By Jim Schutze
By Rachel Watts
By Lauren Drewes Daniels
By Anna Merlan
By Lee Escobedo
The answer is easy: Ask the hard question.
"You just come out and say it, 'Are you thinking about killing yourself?''' Wright says. "It may be a little uncomfortable, but the worst thing you can do is not ask. If they're not suicidal, it's not like you're going to put the thought in their head. They won't be like, 'Hey, yeah, I think I'll go try that.' But if they are indeed at least considering it, you might just save their life."
The clues should be clear enough. Staying in bed all day. Wild weight fluctuations. Isolation. Loss of interest in things that used to be important.

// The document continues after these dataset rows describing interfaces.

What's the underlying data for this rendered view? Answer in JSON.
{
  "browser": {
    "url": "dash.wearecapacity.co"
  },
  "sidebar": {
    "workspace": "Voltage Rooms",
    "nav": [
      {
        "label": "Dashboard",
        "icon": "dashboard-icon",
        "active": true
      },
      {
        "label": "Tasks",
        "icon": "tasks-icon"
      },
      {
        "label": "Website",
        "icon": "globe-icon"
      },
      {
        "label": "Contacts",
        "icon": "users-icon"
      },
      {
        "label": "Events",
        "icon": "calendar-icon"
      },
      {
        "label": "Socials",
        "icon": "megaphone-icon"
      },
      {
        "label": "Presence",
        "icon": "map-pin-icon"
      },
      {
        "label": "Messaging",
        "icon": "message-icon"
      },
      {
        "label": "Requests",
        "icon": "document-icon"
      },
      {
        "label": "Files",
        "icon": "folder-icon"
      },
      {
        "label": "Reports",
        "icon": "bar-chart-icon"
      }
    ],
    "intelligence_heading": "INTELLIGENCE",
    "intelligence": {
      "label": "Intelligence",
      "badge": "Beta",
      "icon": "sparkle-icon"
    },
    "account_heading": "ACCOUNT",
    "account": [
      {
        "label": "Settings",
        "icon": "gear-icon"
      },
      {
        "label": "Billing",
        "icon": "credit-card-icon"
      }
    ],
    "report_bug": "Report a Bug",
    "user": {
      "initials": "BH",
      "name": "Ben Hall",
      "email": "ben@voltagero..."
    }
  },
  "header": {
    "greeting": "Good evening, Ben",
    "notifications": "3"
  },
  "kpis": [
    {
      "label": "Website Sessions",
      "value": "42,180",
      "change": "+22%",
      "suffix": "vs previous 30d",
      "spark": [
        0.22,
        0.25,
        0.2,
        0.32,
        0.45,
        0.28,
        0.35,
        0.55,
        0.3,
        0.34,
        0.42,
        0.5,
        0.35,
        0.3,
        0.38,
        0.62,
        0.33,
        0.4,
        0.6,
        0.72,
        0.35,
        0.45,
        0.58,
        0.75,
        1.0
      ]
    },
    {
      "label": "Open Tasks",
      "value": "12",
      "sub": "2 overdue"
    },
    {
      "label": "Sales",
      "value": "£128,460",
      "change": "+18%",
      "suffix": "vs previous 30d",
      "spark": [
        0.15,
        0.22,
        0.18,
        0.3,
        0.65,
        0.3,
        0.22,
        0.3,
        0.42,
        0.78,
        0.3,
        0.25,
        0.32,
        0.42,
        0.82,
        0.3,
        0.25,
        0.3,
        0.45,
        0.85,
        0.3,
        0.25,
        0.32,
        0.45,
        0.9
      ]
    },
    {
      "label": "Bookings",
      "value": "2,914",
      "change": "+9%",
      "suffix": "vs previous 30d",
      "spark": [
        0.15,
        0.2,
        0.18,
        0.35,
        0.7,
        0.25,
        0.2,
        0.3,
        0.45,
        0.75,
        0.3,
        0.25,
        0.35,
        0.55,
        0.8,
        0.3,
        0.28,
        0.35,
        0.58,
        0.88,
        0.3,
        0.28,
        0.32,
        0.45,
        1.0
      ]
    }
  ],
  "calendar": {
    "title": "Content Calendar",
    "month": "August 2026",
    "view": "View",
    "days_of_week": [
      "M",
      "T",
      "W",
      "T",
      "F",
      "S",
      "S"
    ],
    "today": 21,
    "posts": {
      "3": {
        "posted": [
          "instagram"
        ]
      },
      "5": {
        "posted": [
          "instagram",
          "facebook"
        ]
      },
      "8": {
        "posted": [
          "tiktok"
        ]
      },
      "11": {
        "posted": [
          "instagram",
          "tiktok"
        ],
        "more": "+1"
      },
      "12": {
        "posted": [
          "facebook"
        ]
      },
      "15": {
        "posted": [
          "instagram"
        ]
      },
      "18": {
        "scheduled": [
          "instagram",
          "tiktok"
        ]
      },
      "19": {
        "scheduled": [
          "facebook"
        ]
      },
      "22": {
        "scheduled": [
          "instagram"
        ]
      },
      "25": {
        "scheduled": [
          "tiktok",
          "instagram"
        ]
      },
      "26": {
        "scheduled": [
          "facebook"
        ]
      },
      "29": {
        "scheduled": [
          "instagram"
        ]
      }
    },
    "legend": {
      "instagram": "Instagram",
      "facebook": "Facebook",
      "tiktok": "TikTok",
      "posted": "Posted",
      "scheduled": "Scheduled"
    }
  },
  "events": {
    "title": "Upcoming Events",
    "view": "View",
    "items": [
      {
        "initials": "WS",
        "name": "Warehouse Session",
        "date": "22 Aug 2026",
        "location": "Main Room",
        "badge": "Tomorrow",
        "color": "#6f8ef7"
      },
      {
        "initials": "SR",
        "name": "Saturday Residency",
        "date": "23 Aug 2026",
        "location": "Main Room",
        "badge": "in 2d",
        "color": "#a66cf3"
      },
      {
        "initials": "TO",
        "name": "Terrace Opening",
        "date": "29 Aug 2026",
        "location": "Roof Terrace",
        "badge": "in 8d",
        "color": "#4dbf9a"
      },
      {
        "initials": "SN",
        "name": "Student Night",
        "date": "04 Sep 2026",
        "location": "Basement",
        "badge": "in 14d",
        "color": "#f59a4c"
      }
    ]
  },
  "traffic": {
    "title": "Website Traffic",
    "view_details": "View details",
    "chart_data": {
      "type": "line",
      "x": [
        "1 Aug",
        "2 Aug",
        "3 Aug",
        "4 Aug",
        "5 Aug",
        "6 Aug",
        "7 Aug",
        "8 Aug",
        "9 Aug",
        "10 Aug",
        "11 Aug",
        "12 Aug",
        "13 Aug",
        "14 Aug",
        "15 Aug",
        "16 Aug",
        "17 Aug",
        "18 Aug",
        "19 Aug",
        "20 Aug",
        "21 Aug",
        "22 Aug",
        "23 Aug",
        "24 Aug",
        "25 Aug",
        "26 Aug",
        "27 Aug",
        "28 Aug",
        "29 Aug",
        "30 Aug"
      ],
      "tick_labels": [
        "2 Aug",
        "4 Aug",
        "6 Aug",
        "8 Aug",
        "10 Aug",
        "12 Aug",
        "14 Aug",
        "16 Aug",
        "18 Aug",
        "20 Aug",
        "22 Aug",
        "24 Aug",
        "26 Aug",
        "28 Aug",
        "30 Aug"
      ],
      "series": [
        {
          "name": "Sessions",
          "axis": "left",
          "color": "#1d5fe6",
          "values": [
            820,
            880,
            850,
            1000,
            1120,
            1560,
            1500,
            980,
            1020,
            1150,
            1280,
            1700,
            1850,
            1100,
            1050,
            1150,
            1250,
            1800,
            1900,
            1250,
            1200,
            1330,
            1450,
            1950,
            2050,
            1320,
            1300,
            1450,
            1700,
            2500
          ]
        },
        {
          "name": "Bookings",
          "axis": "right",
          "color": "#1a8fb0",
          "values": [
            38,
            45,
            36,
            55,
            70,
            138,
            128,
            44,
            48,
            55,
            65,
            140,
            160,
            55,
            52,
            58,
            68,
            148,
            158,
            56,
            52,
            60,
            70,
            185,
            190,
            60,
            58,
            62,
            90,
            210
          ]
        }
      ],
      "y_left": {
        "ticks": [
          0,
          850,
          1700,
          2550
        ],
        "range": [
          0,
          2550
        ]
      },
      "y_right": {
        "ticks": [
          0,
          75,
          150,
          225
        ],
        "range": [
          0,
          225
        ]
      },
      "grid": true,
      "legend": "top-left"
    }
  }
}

"It's the blues, but they go on and on and on," Wright says. "It's just constricted thinking that their friends, family and the world would be a better place without them. And sometimes we can be fooled by a sudden burst of energy and productiveness. It might just mean that the suicidal person has finally made up their mind to do it. But in the end, it's an overwhelming feeling of helplessness and hopelessness."
Nothing positive comes from suicide. In the game of life, it's a head coach promptly quitting, the fans and players and staff left to pick up the pieces. Some of you will criticize me for this column; tell me it's not sporty enough on one of the highest-profile sports weekends in Dallas history. You may be right.
But if it helps just one person in mental distress, or motivates a couple buddies to check up on a hurting friend, I'll gladly take the heat.
"A big part of our program is prevention," says Wright, whose center also offers counseling and support groups for victims' families. "It's important to remember that people who have lost a loved one to suicide often become suicidal too."
A phone call. A text. A visit. A hug.